William Powell as Florenz Ziegfeld, Jr.
Florenz Ziegfeld, Jr. himself

William Powell as Florenz Ziegfeld, Jr.

Myrna Loy as Billie Burke.

Luise Rainer as Anna Held.

Frank Morgan as Jack Billings

Fanny Brice as Herself.

Virginia Bruce as Audrey Dane

Reginald Owen as Sampson, Flo’s frequently nervous bookkeeper

Ray Bolger as Himself

Ernest Cossart as Sidney, Billing’s valet, who is hired away by Flo

Joseph Cawthorn as Dr. Ziegfeld (as Joseph Cawthorne)
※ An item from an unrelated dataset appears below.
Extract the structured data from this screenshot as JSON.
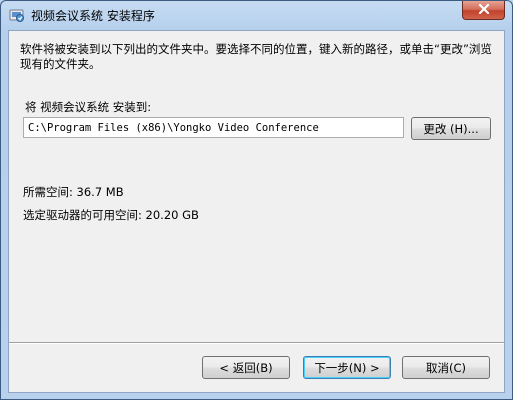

Nat Pendleton as Eugen Sandow.

Harriet Hoctor as Herself

Jean Chatburn as Mary Lou

Paul Irving as Erlanger, Billing’s later partner

Herman Bing as Costumer.

Buddy Doyle as Eddie Cantor.

Pat Nixon as a Ziegfeld Girl (uncredited)

Mickey Daniels as telegram delivery boy (uncredited)

Dennis Morgan as a vocalist (dubbed by Allan Jones) in the “Pretty Girl” number


Oscar Nominations

Picture, produced by Hunt Stromberg
Director: Robert Z. Leonard
Original Story: William Anthony McGuire Actress: Luise Rainer
Interior Decoration: Cedric Gibbons, Eddie Imazu, Edwin B. Willis
Film Editing:
Dance Decoration: Seymour Felix

the_great_ziegfeld_1The other most nominated film were William Wyler’s “Dodsworth,” with 7 citations, winning one, for Richard Day’s Interior Decoration, and “Anthony Adverse,” which won the largest number of awards (4) of it 7 nominations. Of all studios, MGM dominated the Oscar race, with five (half) of the Oscar-nominated films.

The winner of the Directing Oscar was Frank Capra for “Mr. Deeds Goes to Town.” Pierre Collings and Sheridan Gibney won the writing Oscar for “The Story of Louis Pasteur”; Richard Day the Art Direction for “Dodsworth”; and Ralph Dawson the Editing prize for “Anthony Adverse.”